October 14, 2015
The widely adopted Apple Pay is a controversial topic that has not been left aside whenever mobile payments solutions are discussed. Without a doubt, Apple Pay can be considered as a game changer that is pushing ahead contactless payments. However, there are different sides to the story depending on the party. The consumer perception of Apple Pay may differ from that of the banking industry that is actively deploying the solution since the moment it was launched. Along with all the advantages that Apple Pay offers to its users, there are costs of convenience absorbed by the banks. Banks are now facing the controversial question of consumer demand on one side and hidden rocks it has to cover on the other. That tendency creates love-hate relationships between the banking industry and a payment solution.
In order to have a holistic view of what drives those relationships and why banks are forced to get along with Apple Pay, let us start from the beginning: how it became possible for mobile payments solutions to take over other methods, and then turn to Apple Pay’s dilemma.

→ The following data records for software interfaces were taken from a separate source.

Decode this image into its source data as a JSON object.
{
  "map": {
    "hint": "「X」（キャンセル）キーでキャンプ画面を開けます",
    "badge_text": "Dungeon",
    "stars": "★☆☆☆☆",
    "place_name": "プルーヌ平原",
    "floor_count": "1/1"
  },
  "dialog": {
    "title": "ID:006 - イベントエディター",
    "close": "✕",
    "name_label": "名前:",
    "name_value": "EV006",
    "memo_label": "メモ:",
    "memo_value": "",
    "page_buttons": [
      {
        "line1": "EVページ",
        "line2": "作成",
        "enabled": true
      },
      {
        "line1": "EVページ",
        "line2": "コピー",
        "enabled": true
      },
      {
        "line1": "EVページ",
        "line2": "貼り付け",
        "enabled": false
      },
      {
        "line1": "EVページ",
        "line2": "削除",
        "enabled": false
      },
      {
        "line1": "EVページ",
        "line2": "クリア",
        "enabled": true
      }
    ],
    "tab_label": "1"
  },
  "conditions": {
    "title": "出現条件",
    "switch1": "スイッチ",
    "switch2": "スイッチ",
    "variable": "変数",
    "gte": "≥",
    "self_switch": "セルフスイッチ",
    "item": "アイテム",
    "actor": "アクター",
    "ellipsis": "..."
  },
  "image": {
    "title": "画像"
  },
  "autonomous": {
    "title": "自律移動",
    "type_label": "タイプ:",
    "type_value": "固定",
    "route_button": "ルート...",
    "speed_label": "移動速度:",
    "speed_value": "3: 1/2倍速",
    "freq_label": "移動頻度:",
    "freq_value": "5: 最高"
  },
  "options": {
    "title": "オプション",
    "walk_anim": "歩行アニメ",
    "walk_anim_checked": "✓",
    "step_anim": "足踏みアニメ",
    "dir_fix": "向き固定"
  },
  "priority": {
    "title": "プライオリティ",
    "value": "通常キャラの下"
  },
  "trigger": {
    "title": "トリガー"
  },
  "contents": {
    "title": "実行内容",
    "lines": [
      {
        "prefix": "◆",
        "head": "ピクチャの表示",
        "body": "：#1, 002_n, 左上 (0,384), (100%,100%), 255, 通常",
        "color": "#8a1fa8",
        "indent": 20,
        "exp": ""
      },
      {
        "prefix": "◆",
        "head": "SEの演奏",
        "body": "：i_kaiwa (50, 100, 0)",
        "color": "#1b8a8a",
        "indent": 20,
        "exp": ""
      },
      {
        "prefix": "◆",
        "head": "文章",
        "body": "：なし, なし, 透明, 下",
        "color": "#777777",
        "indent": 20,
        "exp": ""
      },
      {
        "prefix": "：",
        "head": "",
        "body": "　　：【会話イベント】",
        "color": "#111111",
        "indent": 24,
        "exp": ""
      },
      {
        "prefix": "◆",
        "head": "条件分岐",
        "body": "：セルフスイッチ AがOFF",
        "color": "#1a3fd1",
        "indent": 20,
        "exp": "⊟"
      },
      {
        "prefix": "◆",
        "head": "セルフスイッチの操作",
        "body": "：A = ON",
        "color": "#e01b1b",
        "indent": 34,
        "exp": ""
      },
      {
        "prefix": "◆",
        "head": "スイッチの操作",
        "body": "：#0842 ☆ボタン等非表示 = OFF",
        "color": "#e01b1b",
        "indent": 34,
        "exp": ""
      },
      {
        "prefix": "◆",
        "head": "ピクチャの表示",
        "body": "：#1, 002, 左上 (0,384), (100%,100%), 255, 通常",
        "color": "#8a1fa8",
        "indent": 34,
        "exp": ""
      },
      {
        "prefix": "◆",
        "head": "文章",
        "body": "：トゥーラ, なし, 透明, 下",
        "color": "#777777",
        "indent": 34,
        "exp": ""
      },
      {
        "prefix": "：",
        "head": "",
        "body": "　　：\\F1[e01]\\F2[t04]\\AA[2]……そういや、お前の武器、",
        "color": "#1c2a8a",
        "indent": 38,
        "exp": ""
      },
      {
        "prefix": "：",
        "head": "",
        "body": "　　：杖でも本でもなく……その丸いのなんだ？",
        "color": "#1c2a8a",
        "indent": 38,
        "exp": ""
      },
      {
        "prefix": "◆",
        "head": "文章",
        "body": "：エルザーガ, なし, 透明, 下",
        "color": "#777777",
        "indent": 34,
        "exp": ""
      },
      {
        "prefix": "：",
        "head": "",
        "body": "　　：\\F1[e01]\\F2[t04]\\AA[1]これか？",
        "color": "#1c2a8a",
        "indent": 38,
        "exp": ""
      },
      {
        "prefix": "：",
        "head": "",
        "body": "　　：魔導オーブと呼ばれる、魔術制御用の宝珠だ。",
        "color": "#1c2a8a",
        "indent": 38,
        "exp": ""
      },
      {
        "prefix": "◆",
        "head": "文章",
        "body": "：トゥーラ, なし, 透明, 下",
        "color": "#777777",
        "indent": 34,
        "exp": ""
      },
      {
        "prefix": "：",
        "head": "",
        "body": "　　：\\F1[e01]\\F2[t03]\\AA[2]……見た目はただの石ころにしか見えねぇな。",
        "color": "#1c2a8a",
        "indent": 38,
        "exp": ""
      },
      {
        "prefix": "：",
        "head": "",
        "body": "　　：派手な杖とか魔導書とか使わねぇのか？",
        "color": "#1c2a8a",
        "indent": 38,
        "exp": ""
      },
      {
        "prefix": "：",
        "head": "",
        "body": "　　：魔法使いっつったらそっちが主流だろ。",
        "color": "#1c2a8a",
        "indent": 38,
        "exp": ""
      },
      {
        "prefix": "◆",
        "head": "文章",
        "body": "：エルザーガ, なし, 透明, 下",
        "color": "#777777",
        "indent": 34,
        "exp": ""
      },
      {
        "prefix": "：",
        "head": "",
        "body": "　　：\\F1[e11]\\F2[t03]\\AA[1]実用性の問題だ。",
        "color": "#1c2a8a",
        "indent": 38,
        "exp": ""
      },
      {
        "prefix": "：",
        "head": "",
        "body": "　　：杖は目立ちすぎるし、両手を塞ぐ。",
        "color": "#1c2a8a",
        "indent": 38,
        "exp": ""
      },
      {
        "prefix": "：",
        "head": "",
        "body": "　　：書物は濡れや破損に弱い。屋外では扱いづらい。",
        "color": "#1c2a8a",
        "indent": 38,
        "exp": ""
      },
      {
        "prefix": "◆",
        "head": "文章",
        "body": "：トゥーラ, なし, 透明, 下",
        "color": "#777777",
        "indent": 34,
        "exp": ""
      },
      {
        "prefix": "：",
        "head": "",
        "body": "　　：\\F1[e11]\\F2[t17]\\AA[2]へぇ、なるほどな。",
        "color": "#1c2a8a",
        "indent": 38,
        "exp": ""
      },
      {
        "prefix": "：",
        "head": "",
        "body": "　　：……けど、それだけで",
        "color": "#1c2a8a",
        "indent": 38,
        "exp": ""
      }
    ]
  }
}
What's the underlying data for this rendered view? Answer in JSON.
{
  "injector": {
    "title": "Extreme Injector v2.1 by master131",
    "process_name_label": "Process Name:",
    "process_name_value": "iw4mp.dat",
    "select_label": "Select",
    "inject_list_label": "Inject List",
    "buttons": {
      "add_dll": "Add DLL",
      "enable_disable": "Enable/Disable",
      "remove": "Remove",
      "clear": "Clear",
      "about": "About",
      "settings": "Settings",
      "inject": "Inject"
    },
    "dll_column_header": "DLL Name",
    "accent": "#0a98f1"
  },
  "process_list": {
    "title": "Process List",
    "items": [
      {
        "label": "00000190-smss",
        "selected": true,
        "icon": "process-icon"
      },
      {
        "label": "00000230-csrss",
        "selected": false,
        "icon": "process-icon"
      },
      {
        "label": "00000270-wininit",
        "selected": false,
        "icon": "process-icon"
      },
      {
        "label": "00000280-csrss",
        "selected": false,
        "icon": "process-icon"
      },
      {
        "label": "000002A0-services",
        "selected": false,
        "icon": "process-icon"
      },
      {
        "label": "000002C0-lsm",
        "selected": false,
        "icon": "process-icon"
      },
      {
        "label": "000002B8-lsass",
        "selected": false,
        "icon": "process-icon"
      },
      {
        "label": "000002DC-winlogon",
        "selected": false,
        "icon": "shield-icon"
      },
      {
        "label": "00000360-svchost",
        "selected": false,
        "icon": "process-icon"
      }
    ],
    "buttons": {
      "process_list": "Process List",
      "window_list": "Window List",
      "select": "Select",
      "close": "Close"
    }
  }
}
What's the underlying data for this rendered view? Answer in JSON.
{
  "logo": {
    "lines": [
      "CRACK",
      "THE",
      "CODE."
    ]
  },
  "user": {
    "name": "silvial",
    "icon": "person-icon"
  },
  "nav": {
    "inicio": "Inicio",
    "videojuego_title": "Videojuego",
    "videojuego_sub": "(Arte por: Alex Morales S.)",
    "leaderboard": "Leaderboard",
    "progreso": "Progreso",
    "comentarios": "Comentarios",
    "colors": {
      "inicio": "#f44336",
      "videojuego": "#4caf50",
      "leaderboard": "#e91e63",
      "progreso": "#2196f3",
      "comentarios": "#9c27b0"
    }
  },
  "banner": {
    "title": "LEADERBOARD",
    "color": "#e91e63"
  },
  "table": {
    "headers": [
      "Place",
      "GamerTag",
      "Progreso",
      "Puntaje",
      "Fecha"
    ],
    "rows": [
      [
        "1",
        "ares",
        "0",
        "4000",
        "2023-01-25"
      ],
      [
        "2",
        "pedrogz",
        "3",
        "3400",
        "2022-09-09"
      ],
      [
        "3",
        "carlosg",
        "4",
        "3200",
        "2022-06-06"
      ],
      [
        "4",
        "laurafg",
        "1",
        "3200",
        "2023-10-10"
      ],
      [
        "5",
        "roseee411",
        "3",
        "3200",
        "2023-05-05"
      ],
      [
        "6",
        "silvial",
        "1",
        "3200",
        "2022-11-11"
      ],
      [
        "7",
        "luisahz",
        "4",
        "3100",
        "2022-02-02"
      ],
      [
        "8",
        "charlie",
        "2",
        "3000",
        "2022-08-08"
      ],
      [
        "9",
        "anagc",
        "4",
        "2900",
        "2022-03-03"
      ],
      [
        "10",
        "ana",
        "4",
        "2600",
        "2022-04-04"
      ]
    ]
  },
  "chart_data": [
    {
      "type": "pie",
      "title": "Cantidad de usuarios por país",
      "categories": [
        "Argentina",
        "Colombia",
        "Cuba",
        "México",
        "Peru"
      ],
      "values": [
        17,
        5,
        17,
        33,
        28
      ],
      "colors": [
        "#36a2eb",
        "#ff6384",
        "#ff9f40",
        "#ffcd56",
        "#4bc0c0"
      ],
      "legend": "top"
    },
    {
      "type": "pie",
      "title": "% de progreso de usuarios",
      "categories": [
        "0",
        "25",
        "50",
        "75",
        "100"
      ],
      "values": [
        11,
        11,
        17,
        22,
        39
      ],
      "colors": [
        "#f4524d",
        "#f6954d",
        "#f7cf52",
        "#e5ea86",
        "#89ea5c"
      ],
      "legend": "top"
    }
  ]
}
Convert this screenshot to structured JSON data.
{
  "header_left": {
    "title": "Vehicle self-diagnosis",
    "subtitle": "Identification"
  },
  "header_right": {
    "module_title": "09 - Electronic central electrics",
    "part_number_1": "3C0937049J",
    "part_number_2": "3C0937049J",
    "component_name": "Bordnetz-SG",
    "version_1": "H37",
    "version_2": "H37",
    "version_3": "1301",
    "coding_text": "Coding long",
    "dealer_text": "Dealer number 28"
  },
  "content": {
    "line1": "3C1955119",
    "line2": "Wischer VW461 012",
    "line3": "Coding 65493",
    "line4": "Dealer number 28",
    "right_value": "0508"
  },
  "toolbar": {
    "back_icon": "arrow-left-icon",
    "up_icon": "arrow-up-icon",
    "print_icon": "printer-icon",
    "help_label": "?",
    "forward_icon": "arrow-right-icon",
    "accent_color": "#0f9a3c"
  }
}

Over the past few years, the smartphone revolution brought to consumers a new way of shopping and payments. As mobile become an immense part of the consumers’ life, they are turning to their phones to get a majority of things done. There is a certain shift in expectations brought by the leaders of mobile technology and mobile payments. According to the Pew Research Center study US Smartphone Use in 2015, 64% of American adults own a smartphone. Below is a chart provided by Pew Research Center on the ways smartphone owners use their device.
As we can see, smartphones serve a wide range of needs. An impressive 57% of smartphone users using online banking drove banks online as well as shifted the industry’s focus from branches to improving the online experience. In order to stay relevant, businesses have to follow customers and improve the ch ...